In the material below, list every line carrying the string "Biden".

━━ Excerpted data ━━

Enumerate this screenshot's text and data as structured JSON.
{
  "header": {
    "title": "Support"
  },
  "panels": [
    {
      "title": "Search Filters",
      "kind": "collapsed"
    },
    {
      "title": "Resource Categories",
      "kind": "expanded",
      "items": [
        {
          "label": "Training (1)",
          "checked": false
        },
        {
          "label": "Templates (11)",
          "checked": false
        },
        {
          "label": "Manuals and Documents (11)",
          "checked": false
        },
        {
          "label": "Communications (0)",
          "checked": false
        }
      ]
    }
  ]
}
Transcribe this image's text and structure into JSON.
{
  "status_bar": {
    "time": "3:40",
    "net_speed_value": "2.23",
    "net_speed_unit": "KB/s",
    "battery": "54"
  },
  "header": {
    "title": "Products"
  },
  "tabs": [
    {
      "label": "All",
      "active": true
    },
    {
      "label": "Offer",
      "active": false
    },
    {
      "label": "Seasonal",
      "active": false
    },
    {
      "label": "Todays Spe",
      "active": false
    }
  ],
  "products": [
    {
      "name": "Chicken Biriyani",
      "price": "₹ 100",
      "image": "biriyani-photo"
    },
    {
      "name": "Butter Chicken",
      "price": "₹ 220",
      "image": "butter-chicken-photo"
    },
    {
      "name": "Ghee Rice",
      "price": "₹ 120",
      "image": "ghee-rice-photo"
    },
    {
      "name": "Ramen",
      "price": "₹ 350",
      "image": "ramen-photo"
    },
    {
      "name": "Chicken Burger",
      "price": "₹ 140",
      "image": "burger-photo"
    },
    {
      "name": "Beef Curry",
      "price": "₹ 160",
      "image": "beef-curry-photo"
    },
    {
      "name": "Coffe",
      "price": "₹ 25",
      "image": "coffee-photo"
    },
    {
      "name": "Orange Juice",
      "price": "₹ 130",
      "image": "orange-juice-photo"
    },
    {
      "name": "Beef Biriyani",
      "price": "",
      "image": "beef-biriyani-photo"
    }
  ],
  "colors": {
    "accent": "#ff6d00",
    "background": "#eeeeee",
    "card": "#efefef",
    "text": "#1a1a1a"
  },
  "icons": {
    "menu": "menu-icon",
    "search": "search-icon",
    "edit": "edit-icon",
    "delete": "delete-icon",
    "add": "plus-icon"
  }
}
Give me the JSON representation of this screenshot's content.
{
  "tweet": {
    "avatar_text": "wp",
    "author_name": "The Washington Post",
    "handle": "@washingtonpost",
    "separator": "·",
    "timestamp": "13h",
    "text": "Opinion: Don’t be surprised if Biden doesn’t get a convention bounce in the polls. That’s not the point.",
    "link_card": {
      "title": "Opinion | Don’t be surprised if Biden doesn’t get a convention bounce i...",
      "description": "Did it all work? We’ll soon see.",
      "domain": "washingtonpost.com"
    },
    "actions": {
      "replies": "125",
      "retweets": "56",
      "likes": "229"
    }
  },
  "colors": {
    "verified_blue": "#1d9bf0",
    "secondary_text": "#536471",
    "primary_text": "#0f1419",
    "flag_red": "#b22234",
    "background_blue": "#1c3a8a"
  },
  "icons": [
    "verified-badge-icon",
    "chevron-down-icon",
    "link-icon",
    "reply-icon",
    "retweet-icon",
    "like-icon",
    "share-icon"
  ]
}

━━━

● Result for this exercise
    "text": "Opinion: Don’t be surprised if Biden doesn’t get a convention bounce in the polls. That’s not the point.",
      "title": "Opinion | Don’t be surprised if Biden doesn’t get a convention bounce i...",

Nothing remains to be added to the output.